Puerto Rico needs a lifeline that only Congress and the Trump administration can provide. The list of needed actions is short, straightforward and agreed upon by Puerto Ricans of all political stripes. First, drop the crippling 20 percent excise tax on Puerto Rican products.
Then, let’s take care of the health of 3.4 million Americans on the island. Puerto Rico receives only a small portion of the Medicaid funding that it would qualify for as a state. With the health of so many at risk, let’s provide Medicaid parity while streamlining enrollment to many who are not working and need health care.
Next, move quickly on the $94 billion aid package requested by the Puerto Rican government.
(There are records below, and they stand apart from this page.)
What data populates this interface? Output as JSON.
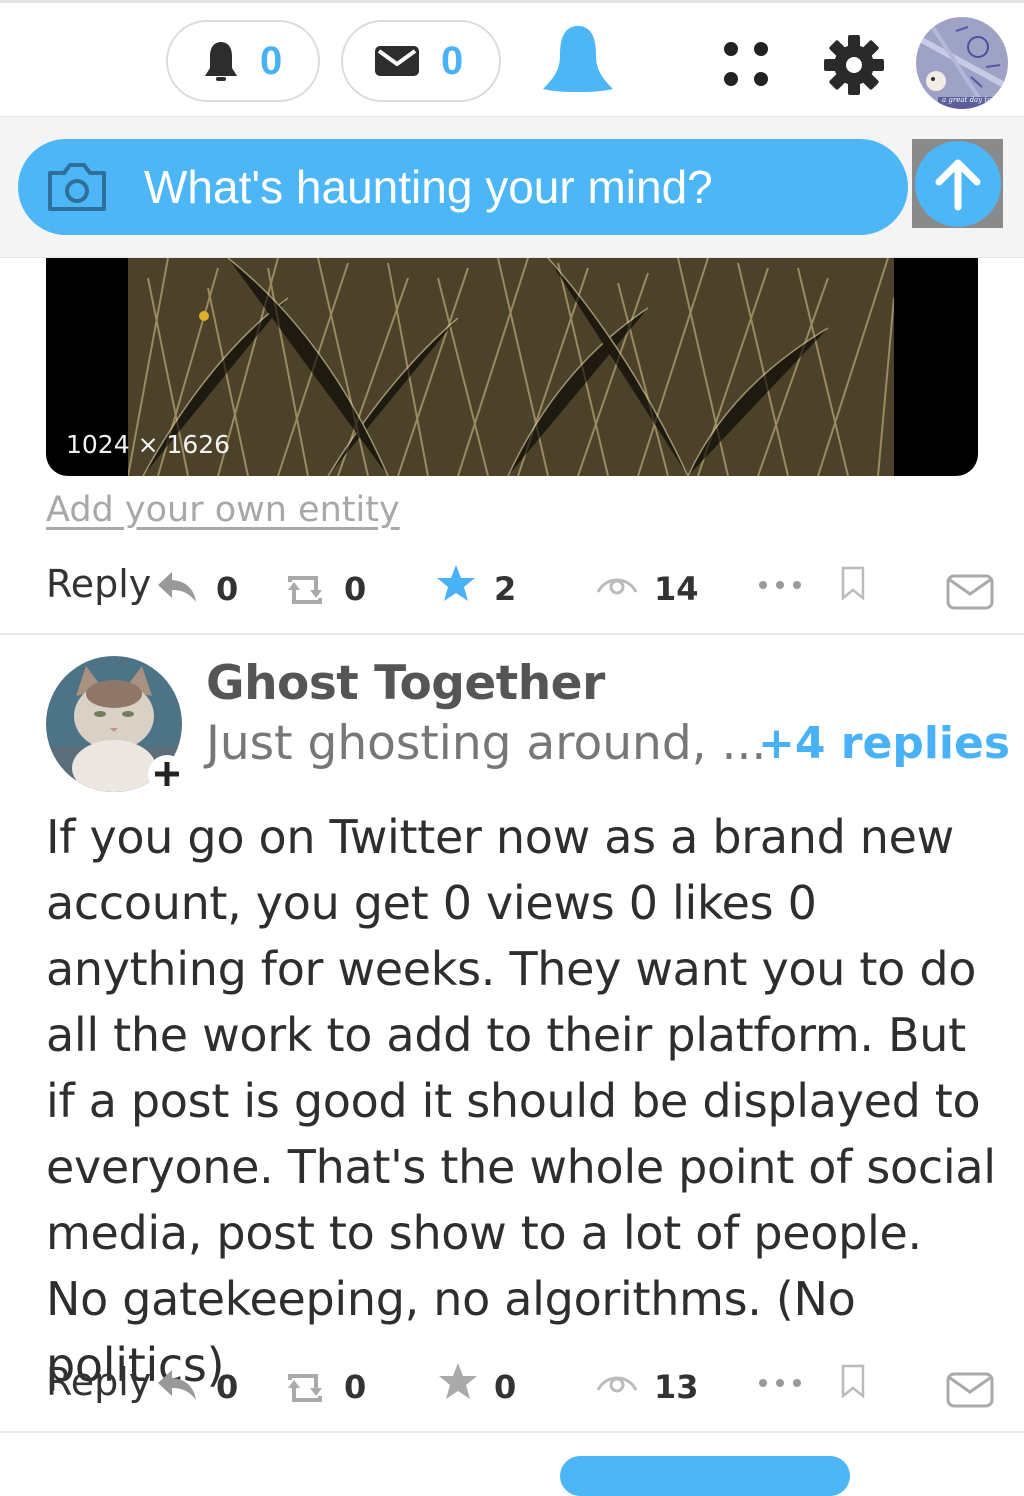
{
  "topbar": {
    "notifications_count": "0",
    "messages_count": "0"
  },
  "composer": {
    "placeholder": "What's haunting your mind?"
  },
  "media": {
    "dimensions_label": "1024 × 1626"
  },
  "first_post": {
    "add_entity_link": "Add your own entity",
    "actions": {
      "reply_label": "Reply",
      "reply_count": "0",
      "repost_count": "0",
      "star_count": "2",
      "view_count": "14"
    }
  },
  "post": {
    "author_name": "Ghost Together",
    "author_tagline": "Just ghosting around, ...",
    "replies_link": "+4 replies",
    "body": "If you go on Twitter now as a brand new account, you get 0 views 0 likes 0 anything for weeks. They want you to do all the work to add to their platform. But if a post is good it should be displayed to everyone. That's the whole point of social media, post to show to a lot of people. No gatekeeping, no algorithms. (No politics)",
    "actions": {
      "reply_label": "Reply",
      "reply_count": "0",
      "repost_count": "0",
      "star_count": "0",
      "view_count": "13"
    }
  },
  "avatar_badge_text": "a great day to",
  "colors": {
    "accent": "#4db6f7",
    "accent_text": "#49b1f5",
    "icon_gray": "#333333"
  }
}
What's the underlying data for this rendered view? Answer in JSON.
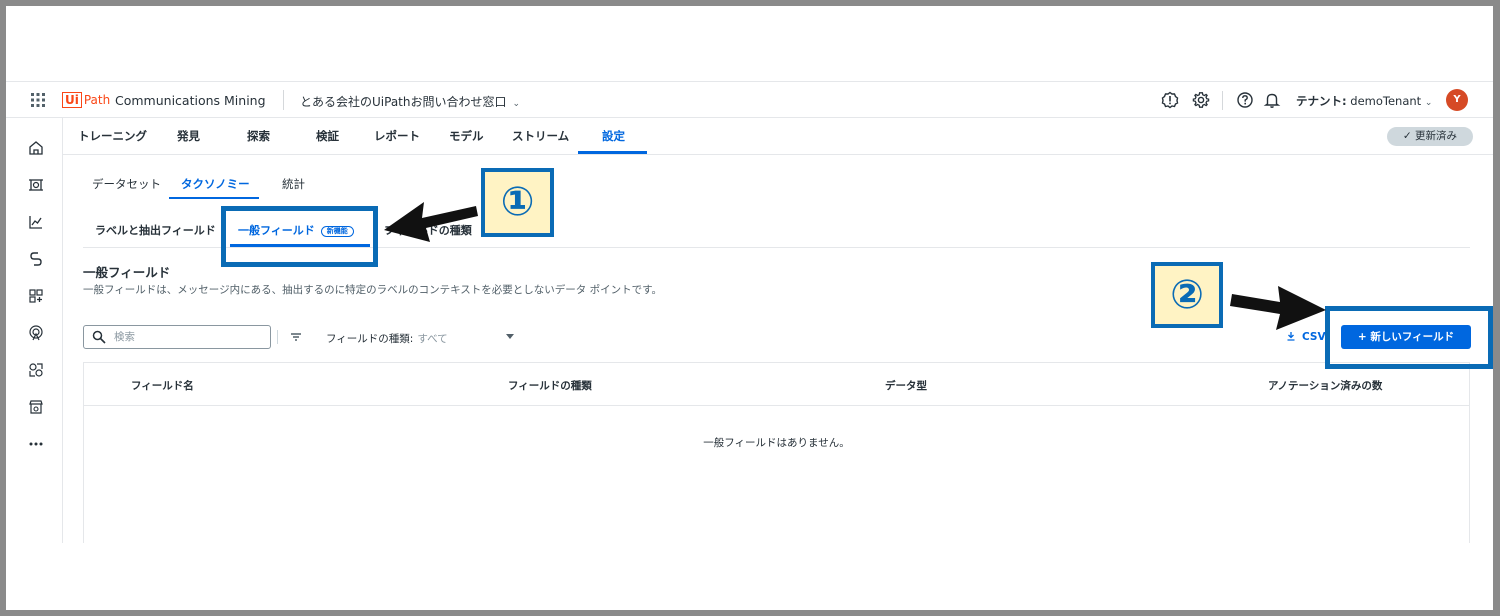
{
  "app": {
    "brand_ui": "Ui",
    "brand_path": "Path",
    "product": "Communications Mining",
    "workspace": "とある会社のUiPathお問い合わせ窓口",
    "tenant_label": "テナント:",
    "tenant_value": "demoTenant",
    "avatar_initial": "Y"
  },
  "nav": {
    "items": [
      "トレーニング",
      "発見",
      "探索",
      "検証",
      "レポート",
      "モデル",
      "ストリーム",
      "設定"
    ],
    "active": "設定",
    "status": "✓ 更新済み"
  },
  "subtabs": {
    "items": [
      "データセット",
      "タクソノミー",
      "統計"
    ],
    "active": "タクソノミー"
  },
  "tabs": {
    "labels_fields": "ラベルと抽出フィールド",
    "general_fields": "一般フィールド",
    "new_badge": "新機能",
    "field_types": "フィールドの種類"
  },
  "section": {
    "title": "一般フィールド",
    "description": "一般フィールドは、メッセージ内にある、抽出するのに特定のラベルのコンテキストを必要としないデータ ポイントです。"
  },
  "toolbar": {
    "search_placeholder": "検索",
    "filter_label": "フィールドの種類:",
    "filter_value": "すべて",
    "csv": "CSV",
    "new_field": "+ 新しいフィールド"
  },
  "table": {
    "columns": [
      "フィールド名",
      "フィールドの種類",
      "データ型",
      "アノテーション済みの数"
    ],
    "empty": "一般フィールドはありません。"
  },
  "annotations": {
    "callout1": "①",
    "callout2": "②"
  },
  "colors": {
    "accent": "#0067df",
    "brand": "#fa4616",
    "annotation": "#0a6bb5",
    "callout_bg": "#fff3c4"
  }
}
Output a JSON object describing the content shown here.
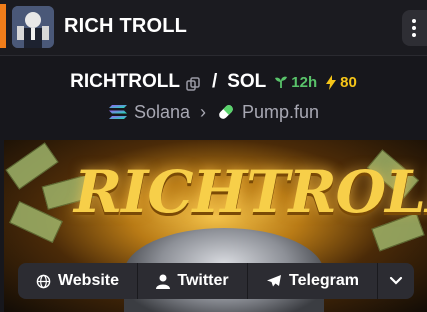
{
  "header": {
    "title": "RICH TROLL",
    "accent_color": "#f07d1a",
    "avatar_icon": "troll-avatar",
    "more_icon": "vertical-dots-icon"
  },
  "pair": {
    "base": "RICHTROLL",
    "separator": "/",
    "quote": "SOL",
    "age": "12h",
    "boost": "80",
    "age_color": "#59c36a",
    "boost_color": "#f5c518"
  },
  "route": {
    "chain": "Solana",
    "dex": "Pump.fun"
  },
  "banner": {
    "word": "RICHTROLL"
  },
  "links": {
    "website": "Website",
    "twitter": "Twitter",
    "telegram": "Telegram"
  }
}
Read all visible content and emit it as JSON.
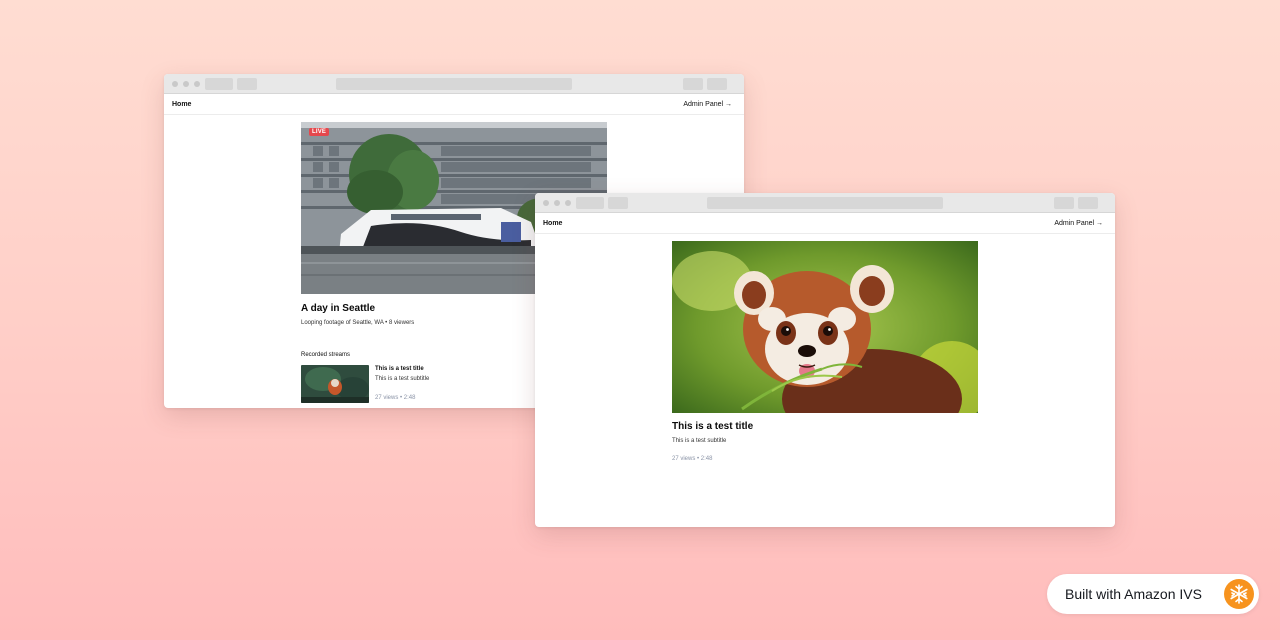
{
  "colors": {
    "background_top": "#ffddd2",
    "background_bottom": "#ffbcbc",
    "live_badge": "#e5484d",
    "meta_text": "#8a93a6",
    "ivs_orange": "#f7931e"
  },
  "back_window": {
    "nav": {
      "home": "Home",
      "admin": "Admin Panel →"
    },
    "live_badge": "LIVE",
    "stream": {
      "title": "A day in Seattle",
      "subtitle": "Looping footage of Seattle, WA • 8 viewers"
    },
    "recorded": {
      "heading": "Recorded streams",
      "items": [
        {
          "title": "This is a test title",
          "subtitle": "This is a test subtitle",
          "meta": "27 views • 2:48"
        }
      ]
    }
  },
  "front_window": {
    "nav": {
      "home": "Home",
      "admin": "Admin Panel →"
    },
    "video": {
      "title": "This is a test title",
      "subtitle": "This is a test subtitle",
      "meta": "27 views • 2:48"
    }
  },
  "badge": {
    "text": "Built with Amazon IVS",
    "icon": "amazon-ivs-logo-icon"
  }
}
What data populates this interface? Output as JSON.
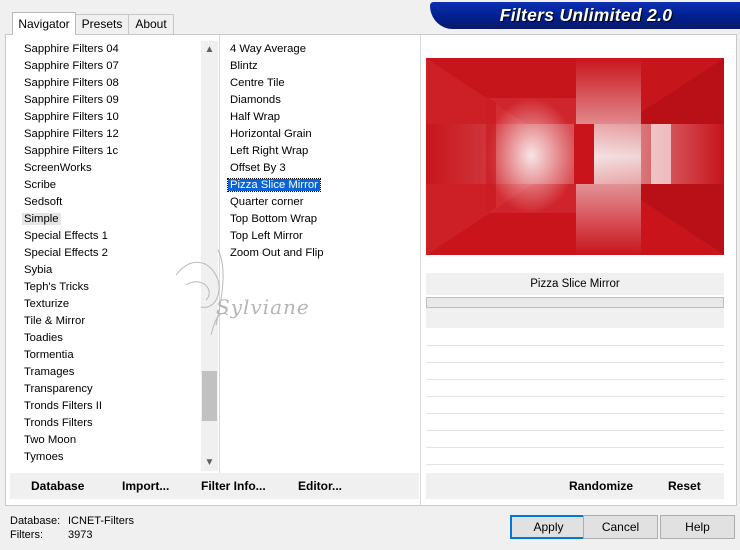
{
  "tabs": [
    {
      "label": "Navigator"
    },
    {
      "label": "Presets"
    },
    {
      "label": "About"
    }
  ],
  "title": "Filters Unlimited 2.0",
  "categories": {
    "items": [
      "Sapphire Filters 04",
      "Sapphire Filters 07",
      "Sapphire Filters 08",
      "Sapphire Filters 09",
      "Sapphire Filters 10",
      "Sapphire Filters 12",
      "Sapphire Filters 1c",
      "ScreenWorks",
      "Scribe",
      "Sedsoft",
      "Simple",
      "Special Effects 1",
      "Special Effects 2",
      "Sybia",
      "Teph's Tricks",
      "Texturize",
      "Tile & Mirror",
      "Toadies",
      "Tormentia",
      "Tramages",
      "Transparency",
      "Tronds Filters II",
      "Tronds Filters",
      "Two Moon",
      "Tymoes"
    ],
    "selected": "Simple"
  },
  "filters": {
    "items": [
      "4 Way Average",
      "Blintz",
      "Centre Tile",
      "Diamonds",
      "Half Wrap",
      "Horizontal Grain",
      "Left Right Wrap",
      "Offset By 3",
      "Pizza Slice Mirror",
      "Quarter corner",
      "Top Bottom Wrap",
      "Top Left Mirror",
      "Zoom Out and Flip"
    ],
    "selected": "Pizza Slice Mirror"
  },
  "watermark": "Sylviane",
  "filter_name": "Pizza Slice Mirror",
  "toolbar": {
    "database": "Database",
    "import": "Import...",
    "filter_info": "Filter Info...",
    "editor": "Editor...",
    "randomize": "Randomize",
    "reset": "Reset"
  },
  "status": {
    "database_label": "Database:",
    "database_value": "ICNET-Filters",
    "filters_label": "Filters:",
    "filters_value": "3973"
  },
  "buttons": {
    "apply": "Apply",
    "cancel": "Cancel",
    "help": "Help"
  },
  "colors": {
    "banner": "#0a2ba6",
    "selection": "#0a64d8",
    "preview_red": "#cc1f26"
  }
}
Finally, Puerto Rico cannot pay its debt to creditors. President Donald Trump said it best during his rocky visit, before his administration walked his comment back – “wipe that out” and move on. Puerto Rico’s creditors should do the right thing and walk away. It is the only way forward. Anything short of full debt forgiveness would be a brutal form of economic punishment to a people already suffering.
The past 88 days have been trying for Puerto Ricans on the island and in the diaspora. More Puerto Ricans join us on the mainland every day. These are soon-to-be voters, moving to Florida, to Texas, to South Carolina, to Pennsylvania, just in time for midterm elections. It’s becoming clear that helping Puerto Rico is not just the right thing to do, it’s also the politically smart thing to do.
I remain in awe of the generosity of everyday Americans toward their fellow citizens. Congress, meet the American people where they already are. My uncle Elvin and so many others wait in Puerto Rico.
Miranda, the creator of the Broadway musicals “Hamilton” and “In the Heights,” is a composer, playwright and actor.